The Erymanthean Boar Fourth, Hercules used a giant net to snare the terrifying, man-eating wild boar of Mount Erymanthus. However, Hercules completed the job easily, flooding the barn by diverting two nearby rivers. Hercules used these tools to frighten the birds away. Hercules drove the bull back to Eurystheus, who released it into the streets of Marathon.
He brought them to Eurystheus, who dedicated the horses to Hera and set them free. At first, the queen welcomed Hercules and agreed to give him the belt without a fight. However, the troublemaking Hera disguised herself as an Amazon warrior and spread a rumor that Hercules intended to kidnap the queen. The Cattle of Geryon For his 10th labor, Hercules was dispatched nearly to Africa to steal the cattle of the three-headed, six-legged monster Geryon.

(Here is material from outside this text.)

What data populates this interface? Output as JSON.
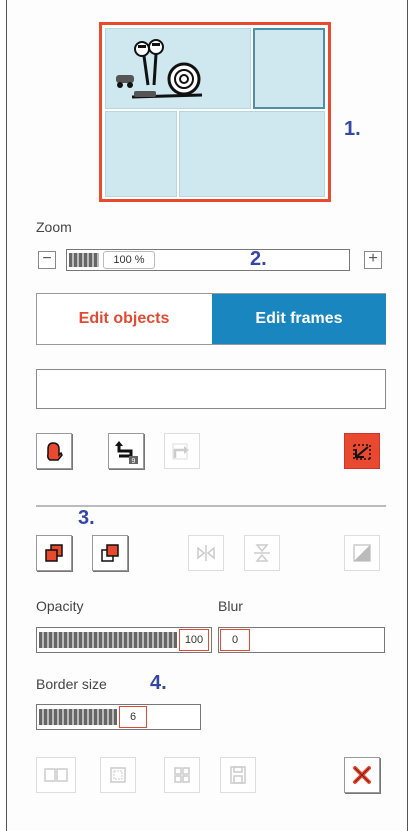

Once again, Hera did all she could to prevent the hero from succeeding, but eventually he returned to Mycenae with the cows. This task was difficult—Hercules needed the help of the mortal Prometheus and the god Atlas to pull it off—but the hero eventually managed to run away with the apples.
Cerberus For his final challenge, Hercules traveled to Hades to kidnap Cerberus, the vicious three-headed dog that guarded its gates. Hercules managed to capture Cerberus by using his superhuman strength to wrestle the monster to the ground. Afterward, the dog returned unharmed to his post at the entrance to the Underworld.
Later in his life, Hercules had a number of other adventures—rescuing the princess of Troy, battling for control of Mount Olympus—but none were as taxing, or as significant, as the labors had been.